In case anyone’s wondering, no – I don’t harbor any ill will toward my parents for being a part of IBLP back in the day. I love my parents. In fact, I can’t really blame them. We weren’t really all that involved with the program, and they even recognized its shortcomings. They were only doing what they thought was right. And I’m thankful that we were shielded from the worst of it. But I can’t deny that IBLP affected them differently as discerning adults than it did a little kid who soaked it all up like a sponge with hardly any other reference points. The mindset and methodology that defined IBLP played a key role in defining my own – much of it warped for a long time. I’m just thankful that over the past several years, God has brought people into my life who have walked alongside me as I’ve begun to break free of the chains of perfectionism, narcissism, and people-pleasing built up over all that time.
The reason why I’m bringing all of this up is not to throw blame around or fish for sympathy, but rather to establish context for many of the topics I’ll be writing about in this blog. It’s actually difficult for me to talk about this part of my story, mainly because it’s so far from the norm with respect to childhood experiences that it’s been rather tough for others to understand what it’s been like. It’s also very easy and tempting for me to want to forget about my time in IBLP – to sweep it under the rug, encase it in the museum of my childhood experiences, or treat it only as a radical organization whose issues I’ve long left behind. But that wouldn’t be even close to the truth. I still struggle with those aforementioned tendencies from time to time. I still struggle with being normal. And I also suspect that the issues that have plagued organizations like IBLP – such as focusing on external appearances, correcting imbalance with additional imbalance, and thinking linearly toward strict results – are issues that exist throughout our culture, albeit in less concentrated doses.
In the days to come, I’d like to start some discussions on these mindset-oriented issues and lend what perspective I can to them.
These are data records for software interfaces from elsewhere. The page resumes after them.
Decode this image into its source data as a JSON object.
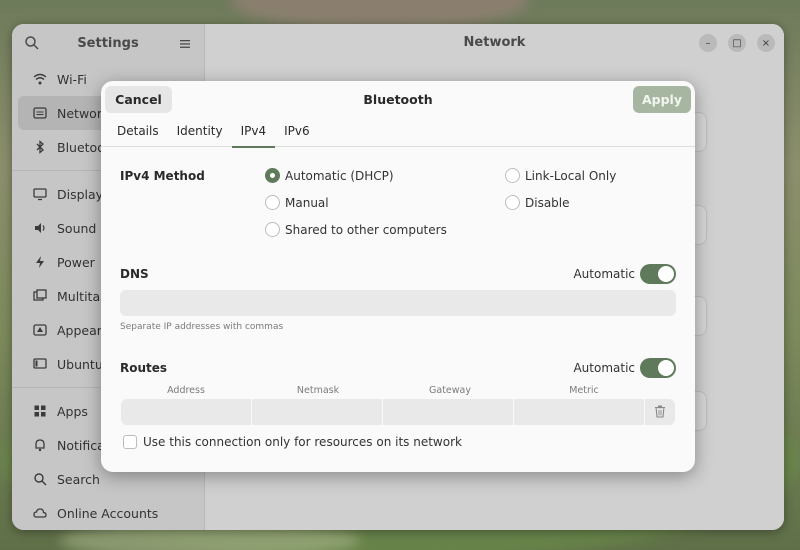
{
  "settings": {
    "sidebar_title": "Settings",
    "page_title": "Network",
    "items_group1": [
      {
        "label": "Wi-Fi",
        "icon": "wifi-icon"
      },
      {
        "label": "Network",
        "icon": "network-icon",
        "active": true
      },
      {
        "label": "Bluetooth",
        "icon": "bluetooth-icon"
      }
    ],
    "items_group2": [
      {
        "label": "Displays",
        "icon": "display-icon"
      },
      {
        "label": "Sound",
        "icon": "sound-icon"
      },
      {
        "label": "Power",
        "icon": "power-icon"
      },
      {
        "label": "Multitasking",
        "icon": "multitasking-icon"
      },
      {
        "label": "Appearance",
        "icon": "appearance-icon"
      },
      {
        "label": "Ubuntu Desktop",
        "icon": "ubuntu-desktop-icon"
      }
    ],
    "items_group3": [
      {
        "label": "Apps",
        "icon": "apps-icon"
      },
      {
        "label": "Notifications",
        "icon": "notifications-icon"
      },
      {
        "label": "Search",
        "icon": "search-icon"
      },
      {
        "label": "Online Accounts",
        "icon": "online-accounts-icon"
      }
    ],
    "window_controls": {
      "minimize": "–",
      "maximize": "□",
      "close": "×"
    }
  },
  "dialog": {
    "cancel_label": "Cancel",
    "title": "Bluetooth",
    "apply_label": "Apply",
    "tabs": [
      "Details",
      "Identity",
      "IPv4",
      "IPv6"
    ],
    "active_tab": "IPv4",
    "ipv4_method_label": "IPv4 Method",
    "methods": {
      "automatic": "Automatic (DHCP)",
      "manual": "Manual",
      "shared": "Shared to other computers",
      "link_local": "Link-Local Only",
      "disable": "Disable"
    },
    "selected_method": "Automatic (DHCP)",
    "dns": {
      "label": "DNS",
      "automatic_label": "Automatic",
      "automatic_on": true,
      "value": "",
      "hint": "Separate IP addresses with commas"
    },
    "routes": {
      "label": "Routes",
      "automatic_label": "Automatic",
      "automatic_on": true,
      "columns": [
        "Address",
        "Netmask",
        "Gateway",
        "Metric"
      ]
    },
    "checkbox_label": "Use this connection only for resources on its network",
    "checkbox_checked": false
  },
  "colors": {
    "accent": "#5e7a5a",
    "apply_disabled": "#a7b6a1"
  }
}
As part of that, I’ll most likely be referencing personal experiences in IBLP, what was often taught there, why it’s ultimately damaging at its core, how it’s sometimes manifested in the world at large outside IBLP, and what I’ve learned through studying the Bible, personal experience, and other people who are far wiser than this silly fellow.
Here’s to growing up well!